A market research firm called Kalorama Information said that while medical related apps only represent about 2% of the market, that market was worth $150 million in 2011, and the figure should grow by 25% annually through 2016. Although physicians and patients are starting to get on board with mobile health, or mHealth apps, it’s worthwhile to look at some of the benefits and disadvantages.
Substantial Savings for Developing Countries
It’s no secret that access to healthcare often comes with a high price tag and that’s especially true for some developing countries. A report published by GSMA and PricewaterhouseCoopers found that by the end of 2017, developing countries could save as much as $400 billion on healthcare costs by using mHealth opportunities.
The Ability to Reach People More Quickly

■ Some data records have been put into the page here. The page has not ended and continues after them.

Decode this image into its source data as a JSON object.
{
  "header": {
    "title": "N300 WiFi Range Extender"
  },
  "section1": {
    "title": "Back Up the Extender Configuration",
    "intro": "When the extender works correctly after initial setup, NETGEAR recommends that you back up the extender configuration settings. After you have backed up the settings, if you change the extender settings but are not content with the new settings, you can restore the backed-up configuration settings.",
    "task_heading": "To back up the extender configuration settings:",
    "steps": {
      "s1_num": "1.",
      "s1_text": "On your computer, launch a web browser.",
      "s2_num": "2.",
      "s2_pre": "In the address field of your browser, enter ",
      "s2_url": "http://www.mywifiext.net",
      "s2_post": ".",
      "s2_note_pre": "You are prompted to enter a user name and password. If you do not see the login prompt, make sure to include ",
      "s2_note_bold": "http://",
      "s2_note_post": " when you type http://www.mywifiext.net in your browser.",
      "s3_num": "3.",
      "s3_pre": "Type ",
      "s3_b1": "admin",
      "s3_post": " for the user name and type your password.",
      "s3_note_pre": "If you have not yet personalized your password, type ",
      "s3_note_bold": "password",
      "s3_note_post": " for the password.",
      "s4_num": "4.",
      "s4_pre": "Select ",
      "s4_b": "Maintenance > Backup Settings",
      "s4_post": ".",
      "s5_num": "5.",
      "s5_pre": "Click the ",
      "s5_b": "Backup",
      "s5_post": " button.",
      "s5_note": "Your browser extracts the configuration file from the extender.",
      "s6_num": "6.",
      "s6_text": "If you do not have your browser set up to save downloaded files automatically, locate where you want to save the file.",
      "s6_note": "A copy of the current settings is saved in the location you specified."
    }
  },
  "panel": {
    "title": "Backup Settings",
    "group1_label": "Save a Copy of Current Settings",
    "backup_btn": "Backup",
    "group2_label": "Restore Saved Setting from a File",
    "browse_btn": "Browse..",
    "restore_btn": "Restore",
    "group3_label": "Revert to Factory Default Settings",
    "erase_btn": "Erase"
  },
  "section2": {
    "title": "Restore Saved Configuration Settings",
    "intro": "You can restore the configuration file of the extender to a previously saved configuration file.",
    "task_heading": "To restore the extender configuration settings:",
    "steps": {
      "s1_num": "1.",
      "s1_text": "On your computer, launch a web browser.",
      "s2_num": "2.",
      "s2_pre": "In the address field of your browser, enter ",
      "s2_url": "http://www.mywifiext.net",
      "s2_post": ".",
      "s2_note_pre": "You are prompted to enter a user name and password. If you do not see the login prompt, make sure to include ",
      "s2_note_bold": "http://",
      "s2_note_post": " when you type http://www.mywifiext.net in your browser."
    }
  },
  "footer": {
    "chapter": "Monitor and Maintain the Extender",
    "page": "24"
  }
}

Sometimes, it’s difficult to determine the most efficient ways to distribute information among patients, especially after events like natural disasters or during health crises like flu epidemics. However, the Pew Research Group found that 46% of Americans have a smartphone, and 19% of those are already using some sort of health related application. Promoting awareness about mHealth wouldn’t mean that every person could be reached, but if those statistics are any indication, it would at least be helpful in spreading the word about health concerns when it matters most.
Apps May Be Launched Too Quickly
Although estimates vary, some statistics say there are at least 15,000 health apps on the market. As mentioned above, the trend is growing, but, in some cases, that could mean that developers rush to get an app on the market without fully testing it or being sensitive to end-user needs. Functionality should not be inserted into an app without having a clearly defined purpose because that might create confusion and interfere with adoption of mHealth options by patients and providers alike.
Mobile Reminders May Hamper the Technologically Challenged
Research from Emarketer.com found that people are much more likely to open a text message than look at something sent through e-mail. Although text message medication reminders or similar features could be helpful, they might do more harm than good for older generations who are still trying to get a handle on how text messages work. For example, some people are not initially aware that they may be getting charged every time a text message is received, and not understand how to opt out.
Technology Can’t Replace Human Initiative
Even the most well-designed mobile applications will be useless if patients aren’t willing to interact with them and learn what they do. An app must be downloaded, and sometimes tweaked for particular needs. Also, some devices, like those intended to measure medication compliance, often come with parts that must be set up in a person’s home, along with components downloaded online. If someone’s not willing to go through the steps or find someone to help, mobile applications lose their benefits.
As with any emerging technology, mHealth has several positive and negative factors to consider. Although we’ve covered just a few, many are sure to come to light as additional opportunities become available in the fledgling marketplace. Being aware of the good and bad factors should help people make smarter decisions about whether certain mHealth applications might help, or just be a hinderance.
Tracy Rentz is an avid blogger. Interested in working in public health? You may want to get your masters in public health from USC.